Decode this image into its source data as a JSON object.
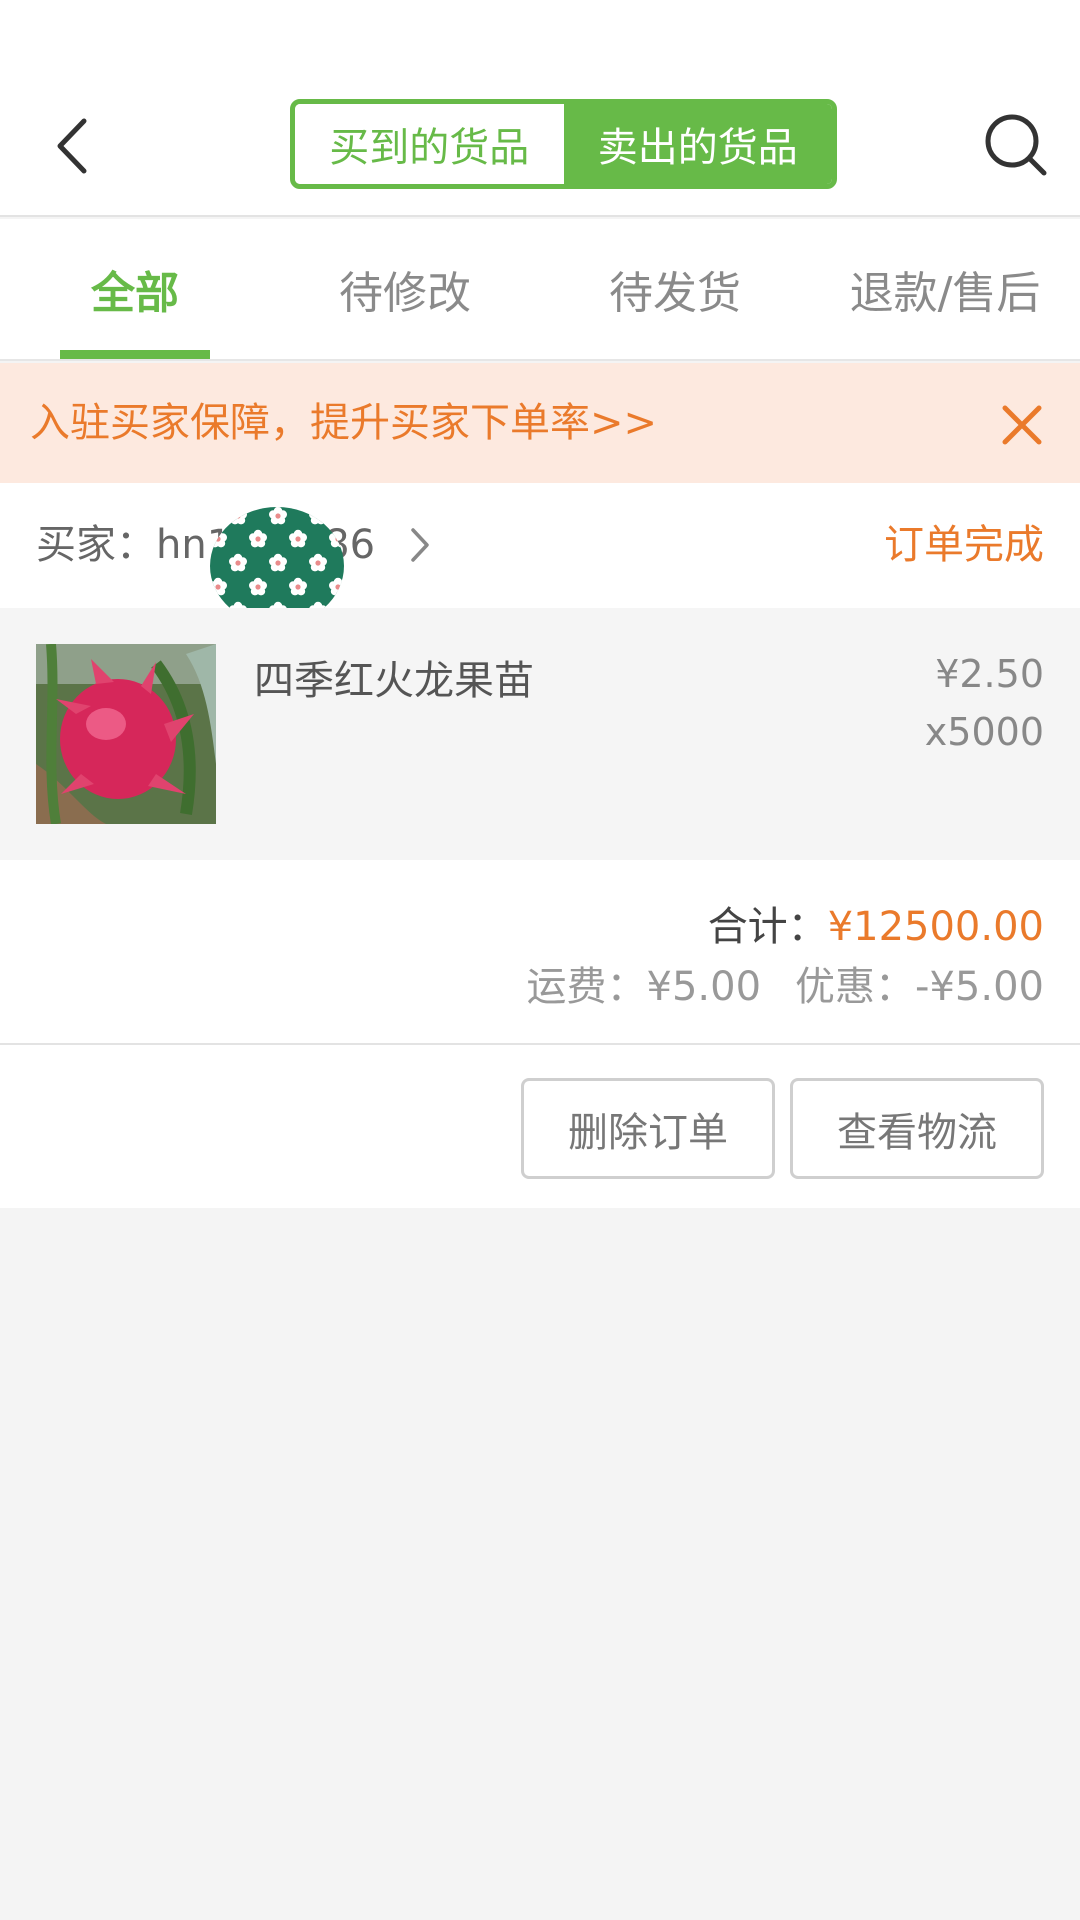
{
  "header": {
    "back_icon": "chevron-left-icon",
    "search_icon": "search-icon",
    "segments": [
      {
        "label": "买到的货品",
        "active": false
      },
      {
        "label": "卖出的货品",
        "active": true
      }
    ]
  },
  "tabs": [
    {
      "label": "全部",
      "selected": true
    },
    {
      "label": "待修改",
      "selected": false
    },
    {
      "label": "待发货",
      "selected": false
    },
    {
      "label": "退款/售后",
      "selected": false
    }
  ],
  "banner": {
    "text": "入驻买家保障，提升买家下单率>>",
    "close_icon": "close-icon"
  },
  "order": {
    "buyer_label": "买家：hn1",
    "buyer_label_tail": "86",
    "status": "订单完成",
    "product": {
      "name": "四季红火龙果苗",
      "price": "¥2.50",
      "quantity": "x5000"
    },
    "total_label": "合计：",
    "total_amount": "¥12500.00",
    "shipping": "运费：¥5.00",
    "discount": "优惠：-¥5.00",
    "buttons": {
      "delete": "删除订单",
      "logistics": "查看物流"
    }
  },
  "colors": {
    "accent_green": "#67ba48",
    "accent_orange": "#ea7a2b",
    "banner_bg": "#fde9df",
    "page_bg": "#f4f4f4"
  }
}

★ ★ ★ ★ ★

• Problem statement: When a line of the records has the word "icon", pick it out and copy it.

• Solution for this exercise:
    "back_icon": "chevron-left-icon",
    "search_icon": "search-icon",
    "close_icon": "close-icon"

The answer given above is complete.